Since the election was called I’ve been looking at a number of statistical sources who try to predict the outcome. I’ve been concentrating on sites where lots of individual opinions are aggregated, rather than looking for individual wizards. The three I’ve been regularly checking are:

1. Betfair, an exchange where people set their own odds for bets – in effect, a place which allows customers to be bookmakers. The markets fluctuate in real time as new bets are offered, and therefore it’s a very sensitive minute-by-minute guide to the latest feelings in the electoral-betting marketplace.

2. Sporting index. This is a spread-betting site, in which the sheer weight of money determines what the range of outcomes is on any given bet. If the offer on Tory seats is, say, 320-325, you can either bet that they’ll win fewer than 320 or more than 325. The company makes its money from the range in the middle, and this is, remarkably often, where the result tends to be. Spread betting has been shown to be more accurate than polling when it comes to predicting election results.

3. UK polling report, which collects and summarises opinion polls. Note that the usual question ‘how are you going to vote?’ is different from ‘who do you think will win?’ so these three sources aren’t measuring the exact same thing. (‘If you were voting today for whom would you vote?’ is a subtly different question too. The measure of voting intention tends to rate the Tories about a per centage point higher than the question of whom you prefer today.)

Anyway, I’ve been following all these for two weeks, planning to pass on their wisdoms, but there hasn’t been much to pass on, because the numbers have hardly moved. Two days before the election was called, the betting exchanges were offering to pay £59 on a successful £100 bet on a Tory ruling majority; £215 on no overall control; and £1450 on a Labour ruling majority. The spread on Sporting Index was, as it has consistently been, more bullish about the Tories: the money thought the Tories would win between 334 and 339 seats, ie would have a majority of between 18 and 28 seats. I was tempted to make a small bet on a hung Parliament, and on the Tories underperforming 334 seats, but not tempted enough to actually do anything about it.

Nothing much changed in these figures for two weeks. The odds on a Tory majority wobbled slightly downwards, and the odds on a hung Parliament wobbled slightly up; the Tory seats number headed downwards too. In all cases, the movement was small. On the morning of the first debate, 15 April, you would win £77 for your correct pro-Tory bet; £164 for no overall control; £1700 for Labour. The Tory seat spread was 327-332, i.e. a majority of 4 to 14 seats. At the same time, the opinion polls were suggesting a hung Parliament, with the Tories short by about 20 seats. So things had been fairly static.

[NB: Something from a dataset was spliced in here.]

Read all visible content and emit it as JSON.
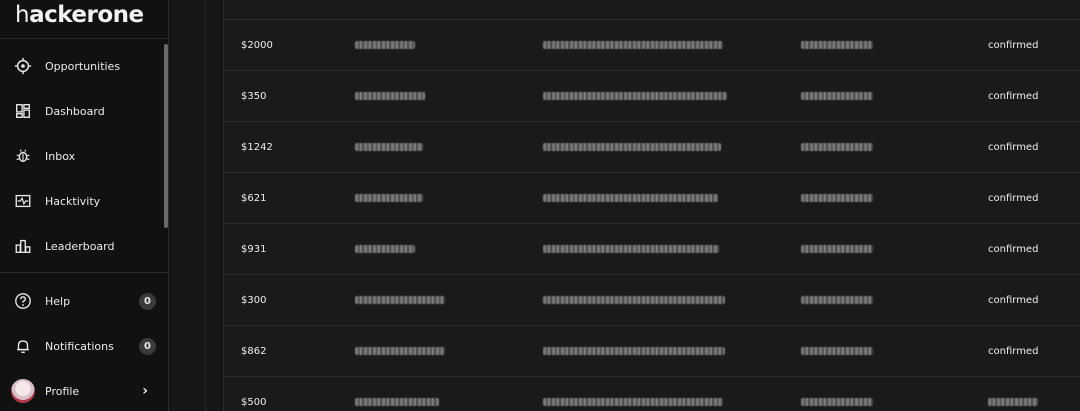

But the debate has completely changed these numbers. The Tories aren’t the money favourites any more. They and the hung Parliament have effectively changed places. That £100 would now earn £172 if the Tories win, £73 for no overall control, and £2700 for Labour. Even the Tory-favouring spread betting is suggesting 307-312 seats, ie a Tory minority of 36-26. The polls suggest a hung Parliament with Labour the biggest party, 39 seats short of a majority.

Wow! Inside the two big parties, quite a few people are going to be doing a lot of Told You So – remember, one of the big parties’ main reasons for not having these debates was the advantage it would give the Lib Dems. The insiders’ view, I gather, is that this effect will not linger, once the Great British Public has its attention drawn to the Lib Dems policies on Europe and immigration (they’re in favour). At things currently stand, though, the numbers and not just the commentariat suggest that the debate has changed the election.